Stored data:
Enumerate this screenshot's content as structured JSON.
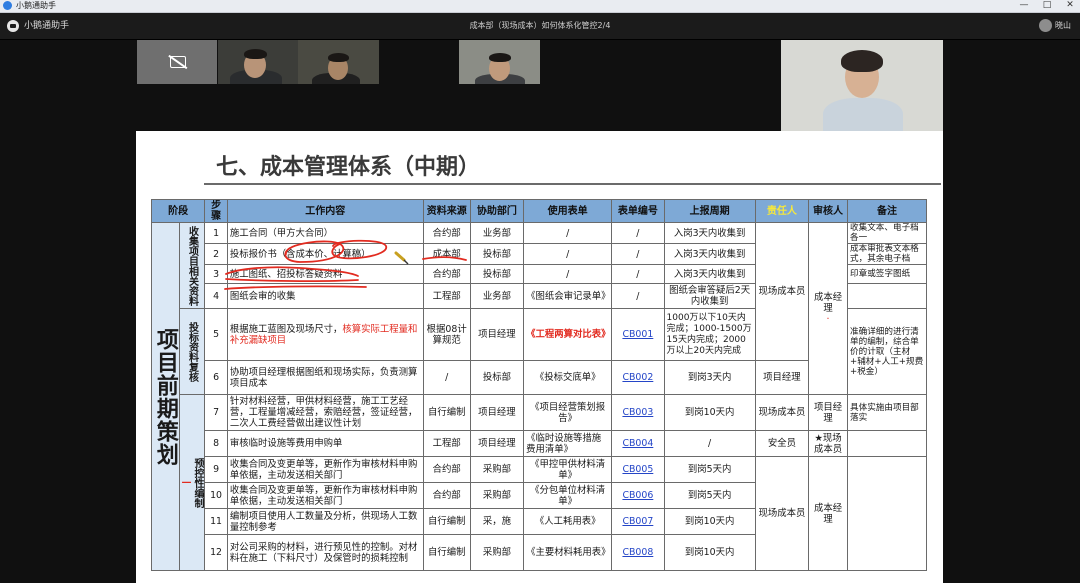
{
  "window": {
    "title": "小鹅通助手",
    "controls": [
      "—",
      "□",
      "✕"
    ]
  },
  "meeting": {
    "app_name": "小鹅通助手",
    "title": "成本部（现场成本）如何体系化管控2/4",
    "user_name": "晓山"
  },
  "slide": {
    "title": "七、成本管理体系（中期）",
    "headers": [
      "阶段",
      "步骤",
      "工作内容",
      "资料来源",
      "协助部门",
      "使用表单",
      "表单编号",
      "上报周期",
      "责任人",
      "审核人",
      "备注"
    ],
    "stage": "项目前期策划",
    "groups": [
      {
        "label": "收集项目相关资料"
      },
      {
        "label": "投标资料复核"
      },
      {
        "label": "预控性编制"
      }
    ],
    "rows": [
      {
        "step": "1",
        "content": "施工合同（甲方大合同）",
        "source": "合约部",
        "dept": "业务部",
        "form": "/",
        "code": "/",
        "period": "入岗3天内收集到",
        "note": "收集文本、电子档各一"
      },
      {
        "step": "2",
        "content": "投标报价书（含成本价、计算稿）",
        "source": "成本部",
        "dept": "投标部",
        "form": "/",
        "code": "/",
        "period": "入岗3天内收集到",
        "note": "成本审批表文本格式，其余电子档"
      },
      {
        "step": "3",
        "content": "施工图纸、招投标答疑资料",
        "source": "合约部",
        "dept": "投标部",
        "form": "/",
        "code": "/",
        "period": "入岗3天内收集到",
        "note": "印章或签字图纸"
      },
      {
        "step": "4",
        "content": "图纸会审的收集",
        "source": "工程部",
        "dept": "业务部",
        "form": "《图纸会审记录单》",
        "code": "/",
        "period": "图纸会审答疑后2天内收集到",
        "note": ""
      },
      {
        "step": "5",
        "content_a": "根据施工蓝图及现场尺寸，",
        "content_b": "核算实际工程量和补充漏缺项目",
        "source": "根据08计算规范",
        "dept": "项目经理",
        "form": "《工程两算对比表》",
        "code": "CB001",
        "period": "1000万以下10天内完成；1000-1500万15天内完成；2000万以上20天内完成",
        "note": "准确详细的进行清单的编制，综合单价的计取（主材+辅材+人工+规费+税金）"
      },
      {
        "step": "6",
        "content": "协助项目经理根据图纸和现场实际，负责测算项目成本",
        "source": "/",
        "dept": "投标部",
        "form": "《投标交底单》",
        "code": "CB002",
        "period": "到岗3天内",
        "note": ""
      },
      {
        "step": "7",
        "content": "针对材料经营，甲供材料经营，施工工艺经营，工程量增减经营，索赔经营，签证经营，二次人工费经营做出建议性计划",
        "source": "自行编制",
        "dept": "项目经理",
        "form": "《项目经营策划报告》",
        "code": "CB003",
        "period": "到岗10天内",
        "note": "具体实施由项目部落实"
      },
      {
        "step": "8",
        "content": "审核临时设施等费用申购单",
        "source": "工程部",
        "dept": "项目经理",
        "form": "《临时设施等措施费用清单》",
        "code": "CB004",
        "period": "/",
        "note": ""
      },
      {
        "step": "9",
        "content": "收集合同及变更单等，更新作为审核材料申购单依据，主动发送相关部门",
        "source": "合约部",
        "dept": "采购部",
        "form": "《甲控甲供材料清单》",
        "code": "CB005",
        "period": "到岗5天内",
        "note": ""
      },
      {
        "step": "10",
        "content": "收集合同及变更单等，更新作为审核材料申购单依据，主动发送相关部门",
        "source": "合约部",
        "dept": "采购部",
        "form": "《分包单位材料清单》",
        "code": "CB006",
        "period": "到岗5天内",
        "note": ""
      },
      {
        "step": "11",
        "content": "编制项目使用人工数量及分析，供现场人工数量控制参考",
        "source": "自行编制",
        "dept": "采，施",
        "form": "《人工耗用表》",
        "code": "CB007",
        "period": "到岗10天内",
        "note": ""
      },
      {
        "step": "12",
        "content": "对公司采购的材料，进行预见性的控制。对材料在施工（下料尺寸）及保管时的损耗控制",
        "source": "自行编制",
        "dept": "采购部",
        "form": "《主要材料耗用表》",
        "code": "CB008",
        "period": "到岗10天内",
        "note": ""
      }
    ],
    "responsible": {
      "r1_5": "现场成本员",
      "r6": "项目经理",
      "r7": "现场成本员",
      "r8": "安全员",
      "r9_12": "现场成本员"
    },
    "reviewer": {
      "r1_6": "成本经理",
      "r7": "项目经理",
      "r8": "★现场成本员",
      "r9_12": "成本经理"
    }
  },
  "colors": {
    "header_bg": "#7ea9d6",
    "stage_bg": "#dbe8f5",
    "ink_red": "#e22b20",
    "link": "#2445c7"
  }
}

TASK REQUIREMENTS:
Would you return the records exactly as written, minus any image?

ANSWER SPACE:
Enumerate this screenshot's content as structured JSON.
{
  "window": {
    "title": "小鹅通助手",
    "controls": [
      "—",
      "□",
      "✕"
    ]
  },
  "meeting": {
    "app_name": "小鹅通助手",
    "title": "成本部（现场成本）如何体系化管控2/4",
    "user_name": "晓山"
  },
  "slide": {
    "title": "七、成本管理体系（中期）",
    "headers": [
      "阶段",
      "步骤",
      "工作内容",
      "资料来源",
      "协助部门",
      "使用表单",
      "表单编号",
      "上报周期",
      "责任人",
      "审核人",
      "备注"
    ],
    "stage": "项目前期策划",
    "groups": [
      {
        "label": "收集项目相关资料"
      },
      {
        "label": "投标资料复核"
      },
      {
        "label": "预控性编制"
      }
    ],
    "rows": [
      {
        "step": "1",
        "content": "施工合同（甲方大合同）",
        "source": "合约部",
        "dept": "业务部",
        "form": "/",
        "code": "/",
        "period": "入岗3天内收集到",
        "note": "收集文本、电子档各一"
      },
      {
        "step": "2",
        "content": "投标报价书（含成本价、计算稿）",
        "source": "成本部",
        "dept": "投标部",
        "form": "/",
        "code": "/",
        "period": "入岗3天内收集到",
        "note": "成本审批表文本格式，其余电子档"
      },
      {
        "step": "3",
        "content": "施工图纸、招投标答疑资料",
        "source": "合约部",
        "dept": "投标部",
        "form": "/",
        "code": "/",
        "period": "入岗3天内收集到",
        "note": "印章或签字图纸"
      },
      {
        "step": "4",
        "content": "图纸会审的收集",
        "source": "工程部",
        "dept": "业务部",
        "form": "《图纸会审记录单》",
        "code": "/",
        "period": "图纸会审答疑后2天内收集到",
        "note": ""
      },
      {
        "step": "5",
        "content_a": "根据施工蓝图及现场尺寸，",
        "content_b": "核算实际工程量和补充漏缺项目",
        "source": "根据08计算规范",
        "dept": "项目经理",
        "form": "《工程两算对比表》",
        "code": "CB001",
        "period": "1000万以下10天内完成；1000-1500万15天内完成；2000万以上20天内完成",
        "note": "准确详细的进行清单的编制，综合单价的计取（主材+辅材+人工+规费+税金）"
      },
      {
        "step": "6",
        "content": "协助项目经理根据图纸和现场实际，负责测算项目成本",
        "source": "/",
        "dept": "投标部",
        "form": "《投标交底单》",
        "code": "CB002",
        "period": "到岗3天内",
        "note": ""
      },
      {
        "step": "7",
        "content": "针对材料经营，甲供材料经营，施工工艺经营，工程量增减经营，索赔经营，签证经营，二次人工费经营做出建议性计划",
        "source": "自行编制",
        "dept": "项目经理",
        "form": "《项目经营策划报告》",
        "code": "CB003",
        "period": "到岗10天内",
        "note": "具体实施由项目部落实"
      },
      {
        "step": "8",
        "content": "审核临时设施等费用申购单",
        "source": "工程部",
        "dept": "项目经理",
        "form": "《临时设施等措施费用清单》",
        "code": "CB004",
        "period": "/",
        "note": ""
      },
      {
        "step": "9",
        "content": "收集合同及变更单等，更新作为审核材料申购单依据，主动发送相关部门",
        "source": "合约部",
        "dept": "采购部",
        "form": "《甲控甲供材料清单》",
        "code": "CB005",
        "period": "到岗5天内",
        "note": ""
      },
      {
        "step": "10",
        "content": "收集合同及变更单等，更新作为审核材料申购单依据，主动发送相关部门",
        "source": "合约部",
        "dept": "采购部",
        "form": "《分包单位材料清单》",
        "code": "CB006",
        "period": "到岗5天内",
        "note": ""
      },
      {
        "step": "11",
        "content": "编制项目使用人工数量及分析，供现场人工数量控制参考",
        "source": "自行编制",
        "dept": "采，施",
        "form": "《人工耗用表》",
        "code": "CB007",
        "period": "到岗10天内",
        "note": ""
      },
      {
        "step": "12",
        "content": "对公司采购的材料，进行预见性的控制。对材料在施工（下料尺寸）及保管时的损耗控制",
        "source": "自行编制",
        "dept": "采购部",
        "form": "《主要材料耗用表》",
        "code": "CB008",
        "period": "到岗10天内",
        "note": ""
      }
    ],
    "responsible": {
      "r1_5": "现场成本员",
      "r6": "项目经理",
      "r7": "现场成本员",
      "r8": "安全员",
      "r9_12": "现场成本员"
    },
    "reviewer": {
      "r1_6": "成本经理",
      "r7": "项目经理",
      "r8": "★现场成本员",
      "r9_12": "成本经理"
    }
  },
  "colors": {
    "header_bg": "#7ea9d6",
    "stage_bg": "#dbe8f5",
    "ink_red": "#e22b20",
    "link": "#2445c7"
  }
}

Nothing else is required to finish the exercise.